A typical Indian neighborhood is full of walas (pronounced 'wah-lahs'). Rickshaw walas drive the three-wheeled vehicles (human-powered cycle rickshaws and auto varieties) carrying loads of children to the neighborhood school. The dudh wala provides fresh milk for the residents twice a day. The kachara wala goes door to door to collect refuse. A jharu wala comes through once in a while sweeping up dust from the road.
A wala is a term to identify the one who does something. On almost every corner stands the chai wala, the one who makes chai (Hindi for tea). Across the street is the press wala, the one who irons clothes. Down this alley is the kabab wala, the one who makes this city’s famous meat kababs.
These walas are fixtures of a neighborhood. They are the people that you meet every day. And they are available for conversation. Let’s get to know a few walas of a neighborhood in North India.
The Chai Wala
Mahammud Al-Hudin operates his chai stand on a busy corner of a Delhi enclave. Just a few steps away is one of the most visited Muslim shrines in India, Nizzamudin Dargah. When he is not making milky tea for hundreds of customers in a day, he serves in the shrine—cleaning and picking up after the pilgrims. He lives inside the confines of the shrine with his family and takes pride in his service to the holy site.
Nihan proudly serves a traditional recipe of meat kababs and paratha (a type of flatbread) at his own small shop. He runs it with his brother and enjoys interacting with his hungry neighbors. Though his work is hot and sometimes frenzied, he does it with a smile. He points out that in every direction of his little food stall, a masjid (as mosques are known in this part of India) rings out a call to prayer multiple times a day. He takes breaks to attend prayers three times in a day.

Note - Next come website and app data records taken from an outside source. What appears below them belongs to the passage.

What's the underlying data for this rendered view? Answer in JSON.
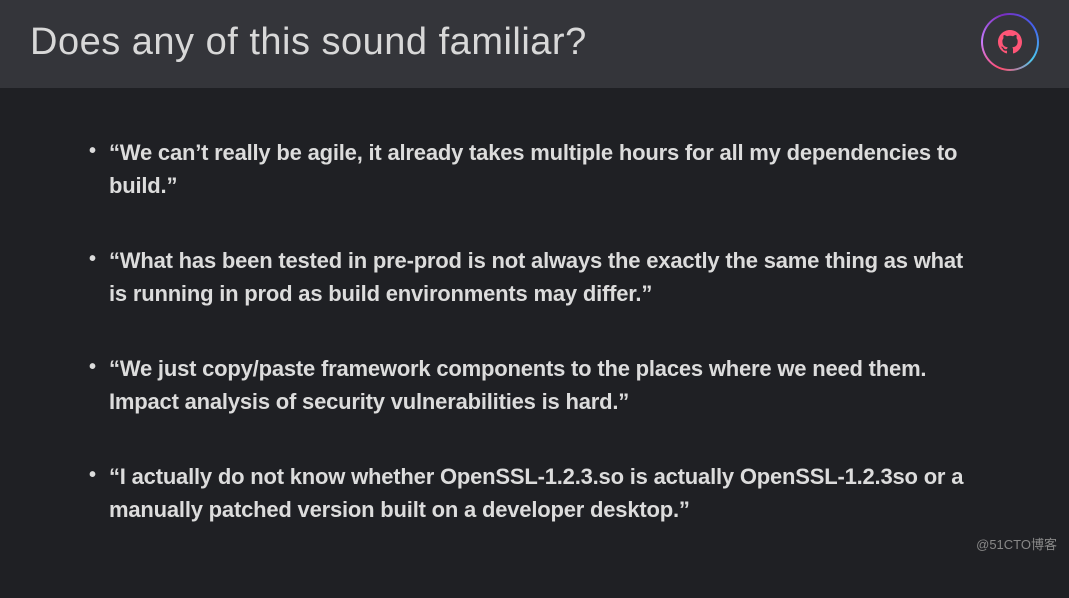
{
  "header": {
    "title": "Does any of this sound familiar?"
  },
  "bullets": [
    "“We can’t really be agile, it already takes multiple hours for all my dependencies to build.”",
    "“What has been tested in pre-prod is not always the exactly the same thing as what is running in prod as build environments may differ.”",
    "“We just copy/paste framework components to the places where we need them. Impact analysis of security vulnerabilities is hard.”",
    "“I actually do not know whether OpenSSL-1.2.3.so is actually OpenSSL-1.2.3so or a manually patched version built on a developer desktop.”"
  ],
  "watermark": "@51CTO博客"
}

Dabeer is an unassuming man who quietly keeps the neighborhood residents looking sharp. All day long, he drags his heavy, coal-heated iron over cotton shirts and pants, folds them neatly and collects 5 rupees (about $0.07 USD) for each finished piece. His uncomplicated occupation allows him to observe the comings and goings of the people around him. Next door is a masjid, whose call to prayer invites him to leave the stacks of wrinkled clothing and pause for ritual prayer. As evening comes, he disappears as quickly as he arrived that morning—he’s a bit of a phantom, leaving behind only smartly dressed residents.